⟨
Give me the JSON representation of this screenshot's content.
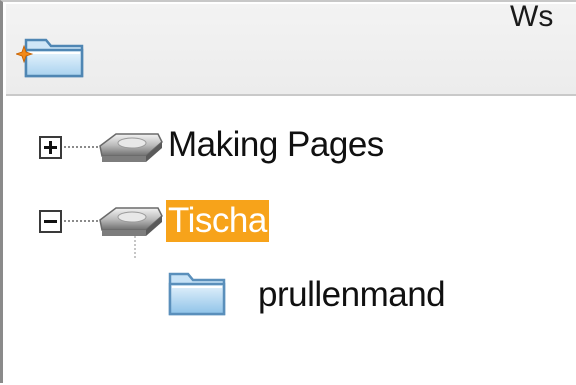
{
  "toolbar": {
    "new_folder_icon": "new-folder-icon",
    "corner_glyph": "Ws"
  },
  "tree": {
    "items": [
      {
        "label": "Making Pages",
        "expander": "plus",
        "icon": "drive-icon",
        "selected": false
      },
      {
        "label": "Tischa",
        "expander": "minus",
        "icon": "drive-icon",
        "selected": true
      },
      {
        "label": "prullenmand",
        "icon": "folder-icon",
        "selected": false
      }
    ]
  },
  "colors": {
    "selection": "#f7a31a",
    "text": "#101010",
    "folder_blue": "#8fc3e8"
  }
}
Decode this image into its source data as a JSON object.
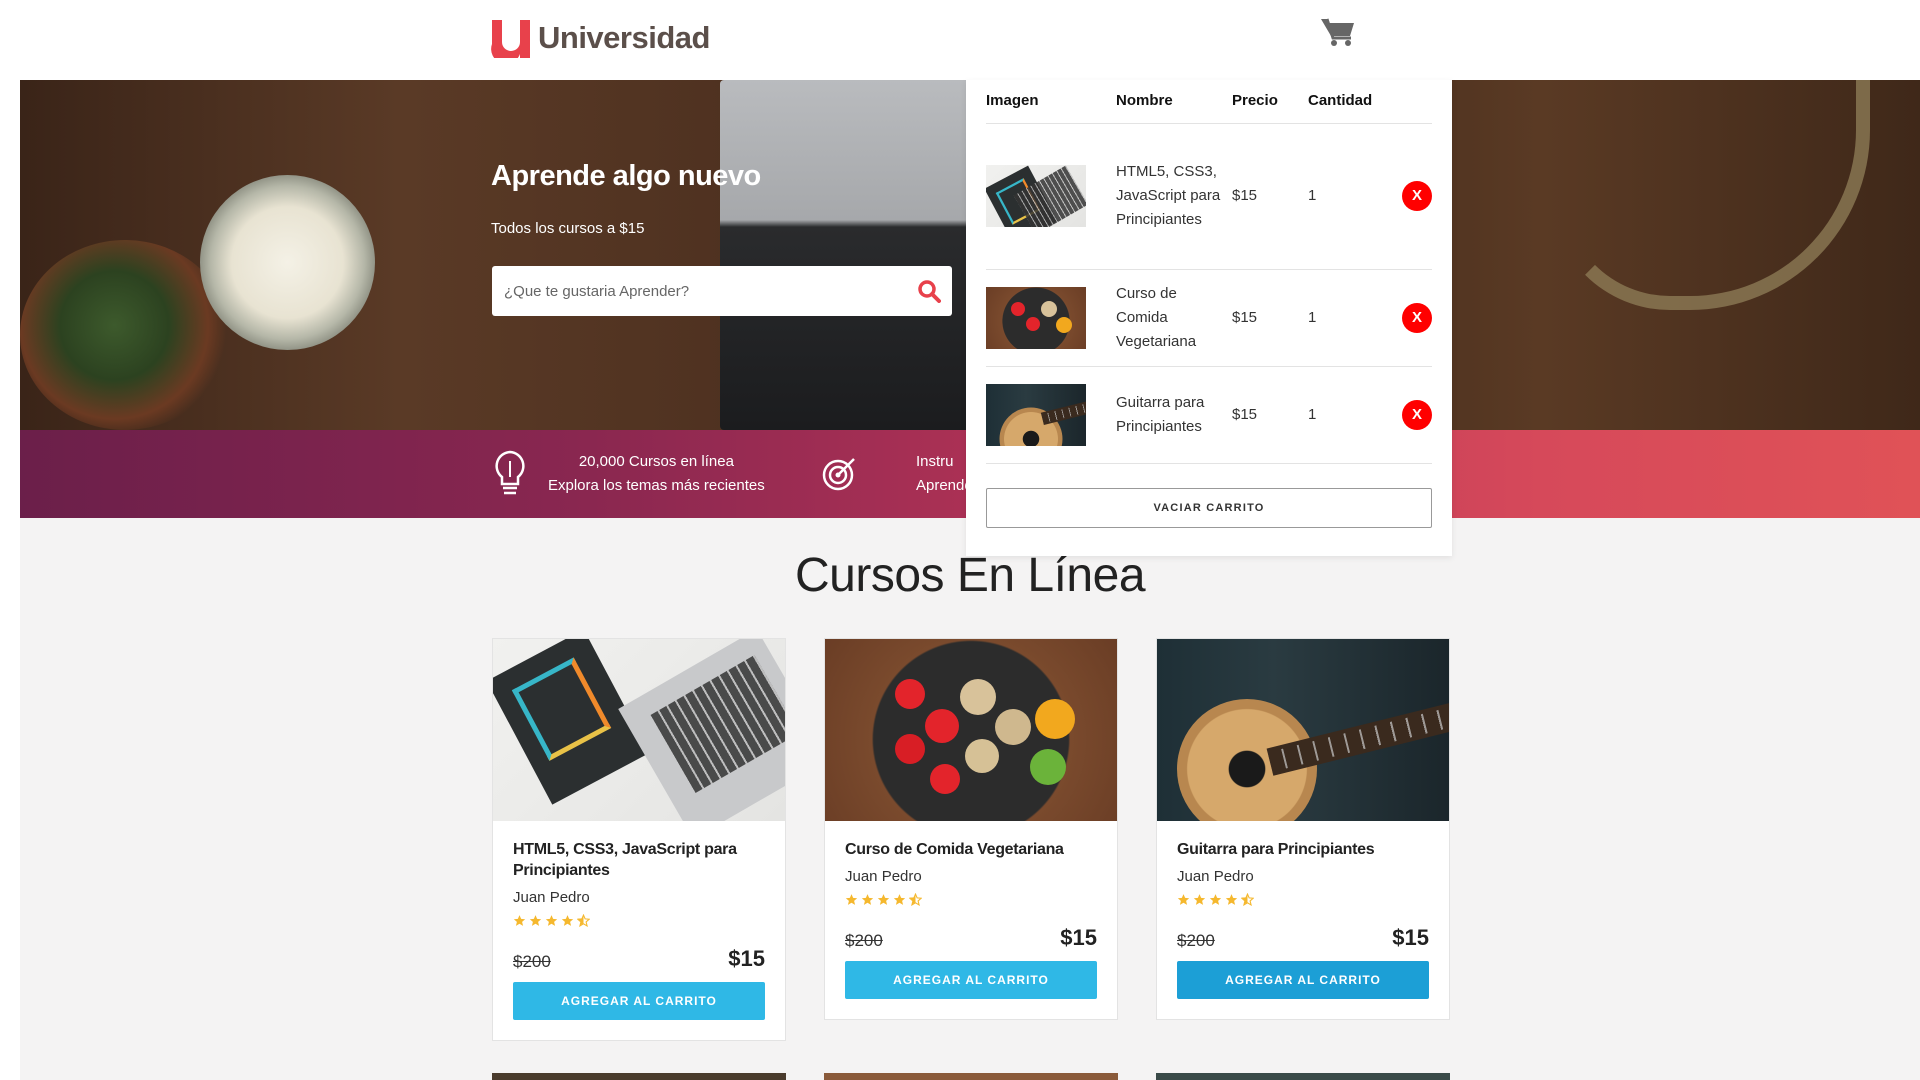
{
  "header": {
    "brand": "Universidad",
    "cart_icon": "shopping-cart-icon"
  },
  "hero": {
    "title": "Aprende algo nuevo",
    "subtitle": "Todos los cursos a $15",
    "search_placeholder": "¿Que te gustaria Aprender?",
    "search_icon": "search-icon"
  },
  "features": [
    {
      "icon": "lightbulb-icon",
      "line1": "20,000 Cursos en línea",
      "line2": "Explora los temas más recientes"
    },
    {
      "icon": "target-icon",
      "line1": "Instru",
      "line2": "Aprende"
    }
  ],
  "section_title": "Cursos En Línea",
  "courses": [
    {
      "name": "HTML5, CSS3, JavaScript para Principiantes",
      "author": "Juan Pedro",
      "rating": 4.5,
      "old_price": "$200",
      "price": "$15",
      "button": "AGREGAR AL CARRITO"
    },
    {
      "name": "Curso de Comida Vegetariana",
      "author": "Juan Pedro",
      "rating": 4.5,
      "old_price": "$200",
      "price": "$15",
      "button": "AGREGAR AL CARRITO"
    },
    {
      "name": "Guitarra para Principiantes",
      "author": "Juan Pedro",
      "rating": 4.5,
      "old_price": "$200",
      "price": "$15",
      "button": "AGREGAR AL CARRITO"
    }
  ],
  "cart": {
    "headers": {
      "image": "Imagen",
      "name": "Nombre",
      "price": "Precio",
      "qty": "Cantidad"
    },
    "items": [
      {
        "name": "HTML5, CSS3, JavaScript para Principiantes",
        "price": "$15",
        "qty": "1",
        "remove": "X"
      },
      {
        "name": "Curso de Comida Vegetariana",
        "price": "$15",
        "qty": "1",
        "remove": "X"
      },
      {
        "name": "Guitarra para Principiantes",
        "price": "$15",
        "qty": "1",
        "remove": "X"
      }
    ],
    "empty_button": "VACIAR CARRITO"
  },
  "colors": {
    "brand_red": "#e8414b",
    "button_blue": "#2fb8e6",
    "remove_red": "#ff0000",
    "star": "#f5b82e"
  }
}
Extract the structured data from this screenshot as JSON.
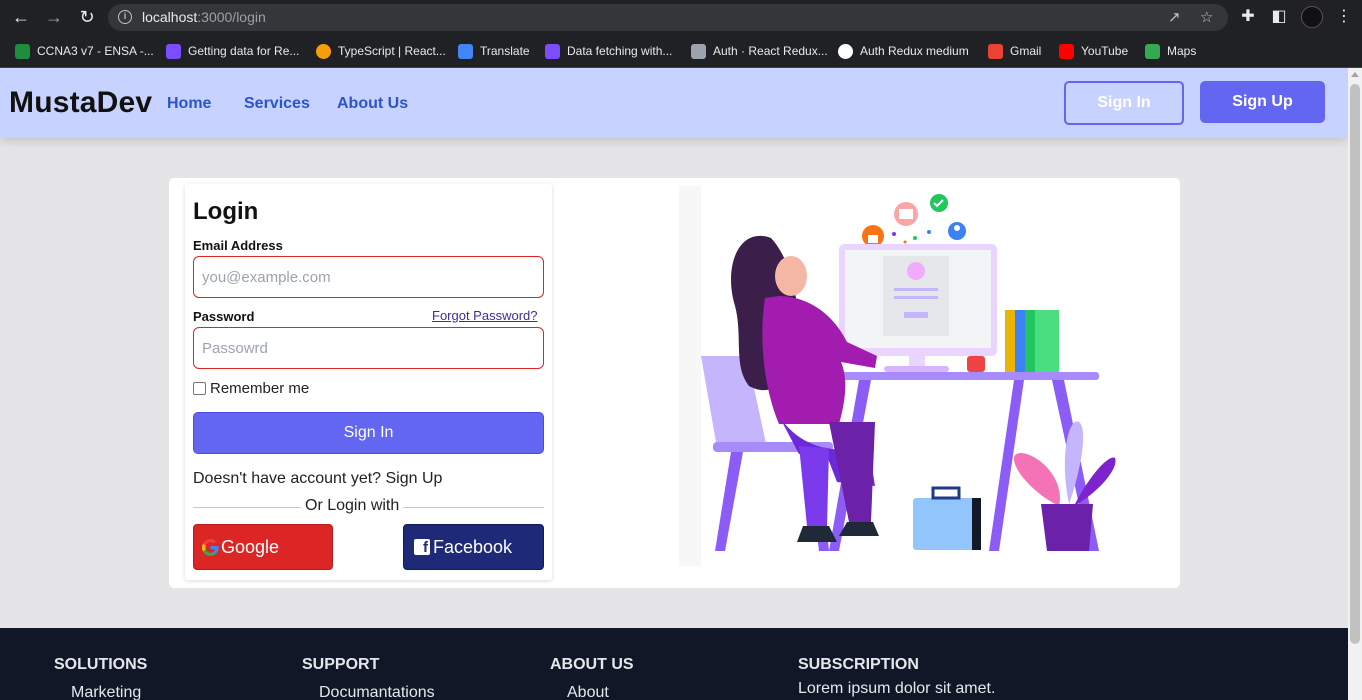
{
  "browser": {
    "url_host": "localhost",
    "url_rest": ":3000/login",
    "bookmarks": [
      {
        "label": "CCNA3 v7 - ENSA -...",
        "color": "#1e8e3e"
      },
      {
        "label": "Getting data for Re...",
        "color": "#7c4dff"
      },
      {
        "label": "TypeScript | React...",
        "color": "#f59e0b"
      },
      {
        "label": "Translate",
        "color": "#4285f4"
      },
      {
        "label": "Data fetching with...",
        "color": "#7c4dff"
      },
      {
        "label": "Auth · React Redux...",
        "color": "#9ca3af"
      },
      {
        "label": "Auth Redux medium",
        "color": "#ffffff"
      },
      {
        "label": "Gmail",
        "color": "#ea4335"
      },
      {
        "label": "YouTube",
        "color": "#ff0000"
      },
      {
        "label": "Maps",
        "color": "#34a853"
      }
    ]
  },
  "navbar": {
    "brand": "MustaDev",
    "links": [
      "Home",
      "Services",
      "About Us"
    ],
    "signin_label": "Sign In",
    "signup_label": "Sign Up"
  },
  "login": {
    "title": "Login",
    "email_label": "Email Address",
    "email_placeholder": "you@example.com",
    "password_label": "Password",
    "forgot_label": "Forgot Password?",
    "password_placeholder": "Passowrd",
    "remember_label": "Remember me",
    "submit_label": "Sign In",
    "signup_prompt": "Doesn't have account yet? Sign Up",
    "or_label": "Or Login with",
    "google_label": "Google",
    "facebook_label": "Facebook"
  },
  "footer": {
    "columns": [
      {
        "heading": "SOLUTIONS",
        "first_item": "Marketing"
      },
      {
        "heading": "SUPPORT",
        "first_item": "Documantations"
      },
      {
        "heading": "ABOUT US",
        "first_item": "About"
      },
      {
        "heading": "SUBSCRIPTION",
        "first_item": "Lorem ipsum dolor sit amet."
      }
    ]
  },
  "colors": {
    "accent": "#6366f1",
    "navbar_bg": "#c7d2fe",
    "google": "#dc2626",
    "facebook": "#1e2a78",
    "footer_bg": "#101828"
  }
}
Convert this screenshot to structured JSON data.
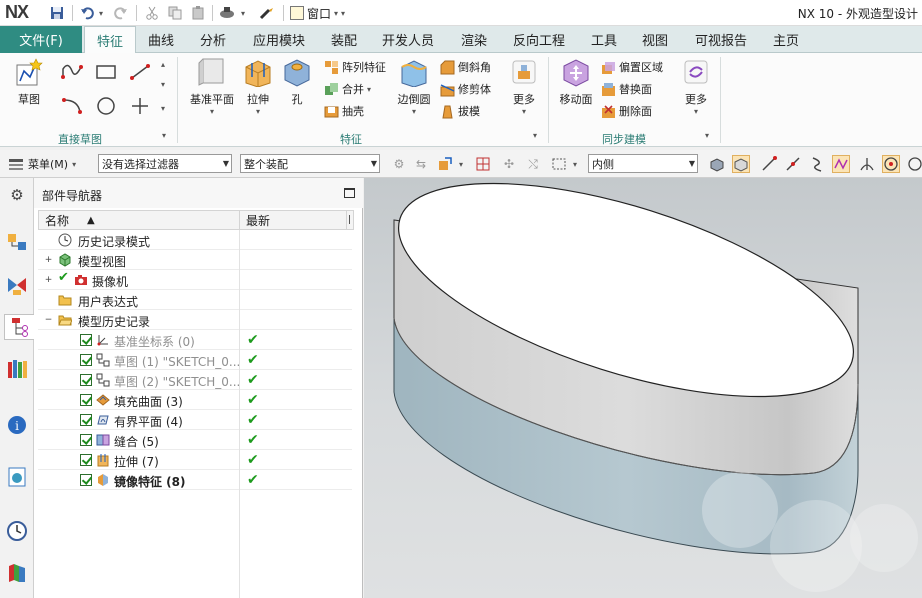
{
  "titlebar": {
    "logo": "NX",
    "window_menu": "窗口",
    "app_title": "NX 10 - 外观造型设计"
  },
  "tabs": {
    "file": "文件(F)",
    "items": [
      "特征",
      "曲线",
      "分析",
      "应用模块",
      "装配",
      "开发人员",
      "渲染",
      "反向工程",
      "工具",
      "视图",
      "可视报告",
      "主页"
    ],
    "active": "特征"
  },
  "ribbon": {
    "direct_sketch": {
      "sketch_label": "草图",
      "group_label": "直接草图"
    },
    "feature": {
      "datum_plane": "基准平面",
      "extrude": "拉伸",
      "hole": "孔",
      "pattern_feature": "阵列特征",
      "unite": "合并",
      "shell": "抽壳",
      "edge_blend": "边倒圆",
      "chamfer": "倒斜角",
      "trim_body": "修剪体",
      "draft": "拔模",
      "more": "更多",
      "group_label": "特征"
    },
    "sync": {
      "move_face": "移动面",
      "offset_region": "偏置区域",
      "replace_face": "替换面",
      "delete_face": "删除面",
      "more": "更多",
      "group_label": "同步建模"
    }
  },
  "command_bar": {
    "menu_label": "菜单(M)",
    "filter_value": "没有选择过滤器",
    "assembly_value": "整个装配",
    "scope_value": "内侧"
  },
  "navigator": {
    "title": "部件导航器",
    "col_name": "名称",
    "col_latest": "最新",
    "rows": [
      {
        "label": "历史记录模式",
        "latest": ""
      },
      {
        "label": "模型视图",
        "latest": ""
      },
      {
        "label": "摄像机",
        "latest": ""
      },
      {
        "label": "用户表达式",
        "latest": ""
      },
      {
        "label": "模型历史记录",
        "latest": ""
      },
      {
        "label": "基准坐标系 (0)",
        "latest": "✔"
      },
      {
        "label": "草图 (1) \"SKETCH_0...",
        "latest": "✔"
      },
      {
        "label": "草图 (2) \"SKETCH_0...",
        "latest": "✔"
      },
      {
        "label": "填充曲面 (3)",
        "latest": "✔"
      },
      {
        "label": "有界平面 (4)",
        "latest": "✔"
      },
      {
        "label": "缝合 (5)",
        "latest": "✔"
      },
      {
        "label": "拉伸 (7)",
        "latest": "✔"
      },
      {
        "label": "镜像特征 (8)",
        "latest": "✔"
      }
    ]
  },
  "colors": {
    "file_tab": "#2f8c82",
    "accent": "#2a7c74",
    "body_top": "#ffffff",
    "body_upper": "#d9d9d9",
    "body_lower": "#b6c7cf"
  }
}
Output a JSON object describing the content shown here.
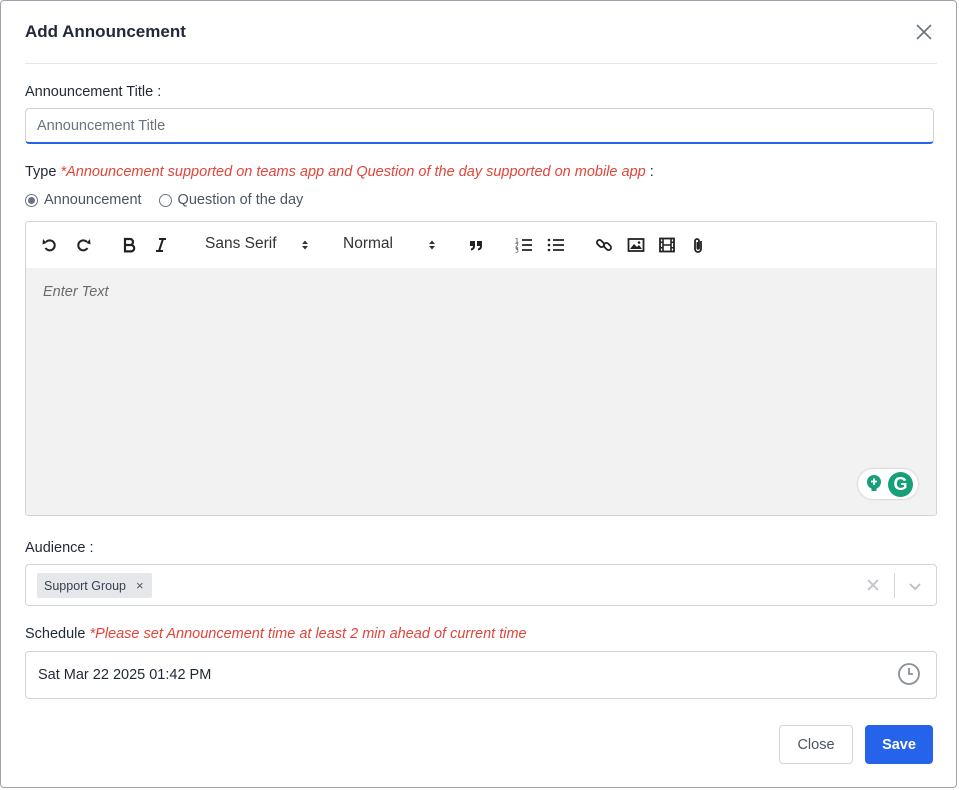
{
  "modal": {
    "title": "Add Announcement"
  },
  "announcement_title": {
    "label": "Announcement Title :",
    "placeholder": "Announcement Title",
    "value": ""
  },
  "type": {
    "label": "Type",
    "note": "*Announcement supported on teams app and Question of the day supported on mobile app",
    "colon": ":",
    "options": [
      {
        "label": "Announcement",
        "checked": true
      },
      {
        "label": "Question of the day",
        "checked": false
      }
    ]
  },
  "editor": {
    "toolbar": {
      "undo_icon": "undo-icon",
      "redo_icon": "redo-icon",
      "bold_icon": "bold-icon",
      "italic_icon": "italic-icon",
      "font_value": "Sans Serif",
      "size_value": "Normal",
      "quote_icon": "blockquote-icon",
      "ordered_list_icon": "ordered-list-icon",
      "bullet_list_icon": "bullet-list-icon",
      "link_icon": "link-icon",
      "image_icon": "image-icon",
      "video_icon": "video-icon",
      "attach_icon": "paperclip-icon"
    },
    "placeholder": "Enter Text",
    "grammarly_logo": "G"
  },
  "audience": {
    "label": "Audience :",
    "selected": [
      "Support Group"
    ],
    "chip_remove": "×"
  },
  "schedule": {
    "label": "Schedule",
    "note": "*Please set Announcement time at least 2 min ahead of current time",
    "value": "Sat Mar 22 2025 01:42 PM"
  },
  "footer": {
    "close_label": "Close",
    "save_label": "Save"
  },
  "colors": {
    "accent": "#2563eb",
    "note_red": "#e0453a",
    "grammarly_green": "#15a07a"
  }
}
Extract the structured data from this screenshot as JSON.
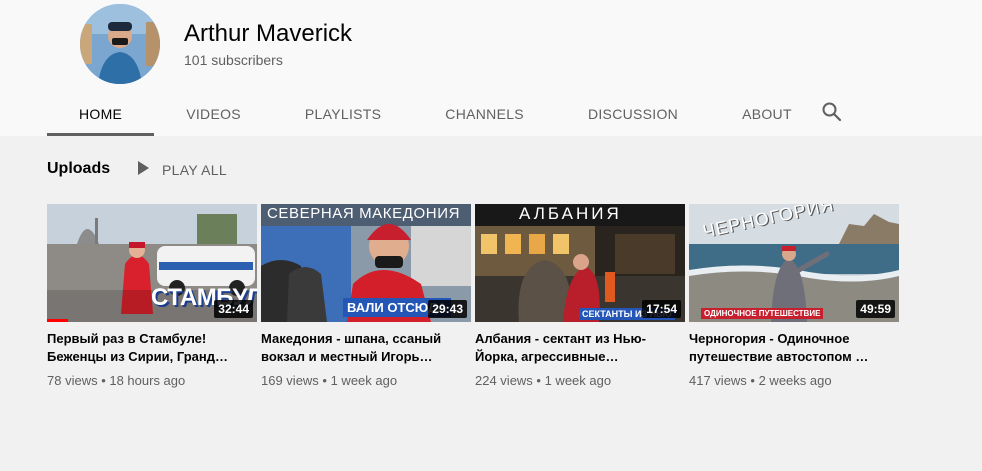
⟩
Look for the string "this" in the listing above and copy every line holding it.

# [Task answer]
Give me the JSON representation of this screenshot's content.
Decode this image into its source data as a JSON object.
Extract the structured data from this screenshot as JSON.
Convert this screenshot to structured JSON data.
Extract the structured data from this screenshot as JSON.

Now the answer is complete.